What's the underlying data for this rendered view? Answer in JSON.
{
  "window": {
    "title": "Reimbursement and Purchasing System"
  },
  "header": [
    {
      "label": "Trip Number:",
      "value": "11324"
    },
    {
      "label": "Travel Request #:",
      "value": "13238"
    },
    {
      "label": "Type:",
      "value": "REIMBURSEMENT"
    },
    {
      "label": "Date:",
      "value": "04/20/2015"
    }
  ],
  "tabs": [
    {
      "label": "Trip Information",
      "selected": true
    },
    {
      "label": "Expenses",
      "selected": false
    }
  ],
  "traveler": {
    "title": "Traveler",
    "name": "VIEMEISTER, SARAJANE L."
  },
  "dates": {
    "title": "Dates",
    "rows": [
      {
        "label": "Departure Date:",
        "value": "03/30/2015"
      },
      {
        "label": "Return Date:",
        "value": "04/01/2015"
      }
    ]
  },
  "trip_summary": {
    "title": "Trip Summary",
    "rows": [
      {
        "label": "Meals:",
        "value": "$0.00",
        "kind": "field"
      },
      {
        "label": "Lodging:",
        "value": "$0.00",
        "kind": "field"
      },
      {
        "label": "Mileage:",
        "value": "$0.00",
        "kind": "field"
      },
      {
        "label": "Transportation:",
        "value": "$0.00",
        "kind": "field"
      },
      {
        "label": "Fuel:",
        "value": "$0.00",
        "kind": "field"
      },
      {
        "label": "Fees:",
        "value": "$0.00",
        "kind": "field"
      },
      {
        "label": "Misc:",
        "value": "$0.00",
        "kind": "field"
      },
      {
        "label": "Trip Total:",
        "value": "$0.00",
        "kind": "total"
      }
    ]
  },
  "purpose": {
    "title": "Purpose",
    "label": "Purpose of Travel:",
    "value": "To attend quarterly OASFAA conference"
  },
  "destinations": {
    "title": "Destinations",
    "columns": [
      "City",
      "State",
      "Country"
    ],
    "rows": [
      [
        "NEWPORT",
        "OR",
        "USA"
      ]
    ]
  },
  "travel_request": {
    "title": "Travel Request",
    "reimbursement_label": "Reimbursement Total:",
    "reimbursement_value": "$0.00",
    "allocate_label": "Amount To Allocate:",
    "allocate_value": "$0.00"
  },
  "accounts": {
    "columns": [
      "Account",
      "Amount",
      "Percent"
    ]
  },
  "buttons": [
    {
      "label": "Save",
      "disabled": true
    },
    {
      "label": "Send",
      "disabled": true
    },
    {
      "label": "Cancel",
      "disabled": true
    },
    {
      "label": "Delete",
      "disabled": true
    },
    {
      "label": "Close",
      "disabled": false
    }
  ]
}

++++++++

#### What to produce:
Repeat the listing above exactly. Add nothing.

#### Solution for this problem:
What's the underlying data for this rendered view? Answer in JSON.
{
  "window": {
    "title": "Reimbursement and Purchasing System"
  },
  "header": [
    {
      "label": "Trip Number:",
      "value": "11324"
    },
    {
      "label": "Travel Request #:",
      "value": "13238"
    },
    {
      "label": "Type:",
      "value": "REIMBURSEMENT"
    },
    {
      "label": "Date:",
      "value": "04/20/2015"
    }
  ],
  "tabs": [
    {
      "label": "Trip Information",
      "selected": true
    },
    {
      "label": "Expenses",
      "selected": false
    }
  ],
  "traveler": {
    "title": "Traveler",
    "name": "VIEMEISTER, SARAJANE L."
  },
  "dates": {
    "title": "Dates",
    "rows": [
      {
        "label": "Departure Date:",
        "value": "03/30/2015"
      },
      {
        "label": "Return Date:",
        "value": "04/01/2015"
      }
    ]
  },
  "trip_summary": {
    "title": "Trip Summary",
    "rows": [
      {
        "label": "Meals:",
        "value": "$0.00",
        "kind": "field"
      },
      {
        "label": "Lodging:",
        "value": "$0.00",
        "kind": "field"
      },
      {
        "label": "Mileage:",
        "value": "$0.00",
        "kind": "field"
      },
      {
        "label": "Transportation:",
        "value": "$0.00",
        "kind": "field"
      },
      {
        "label": "Fuel:",
        "value": "$0.00",
        "kind": "field"
      },
      {
        "label": "Fees:",
        "value": "$0.00",
        "kind": "field"
      },
      {
        "label": "Misc:",
        "value": "$0.00",
        "kind": "field"
      },
      {
        "label": "Trip Total:",
        "value": "$0.00",
        "kind": "total"
      }
    ]
  },
  "purpose": {
    "title": "Purpose",
    "label": "Purpose of Travel:",
    "value": "To attend quarterly OASFAA conference"
  },
  "destinations": {
    "title": "Destinations",
    "columns": [
      "City",
      "State",
      "Country"
    ],
    "rows": [
      [
        "NEWPORT",
        "OR",
        "USA"
      ]
    ]
  },
  "travel_request": {
    "title": "Travel Request",
    "reimbursement_label": "Reimbursement Total:",
    "reimbursement_value": "$0.00",
    "allocate_label": "Amount To Allocate:",
    "allocate_value": "$0.00"
  },
  "accounts": {
    "columns": [
      "Account",
      "Amount",
      "Percent"
    ]
  },
  "buttons": [
    {
      "label": "Save",
      "disabled": true
    },
    {
      "label": "Send",
      "disabled": true
    },
    {
      "label": "Cancel",
      "disabled": true
    },
    {
      "label": "Delete",
      "disabled": true
    },
    {
      "label": "Close",
      "disabled": false
    }
  ]
}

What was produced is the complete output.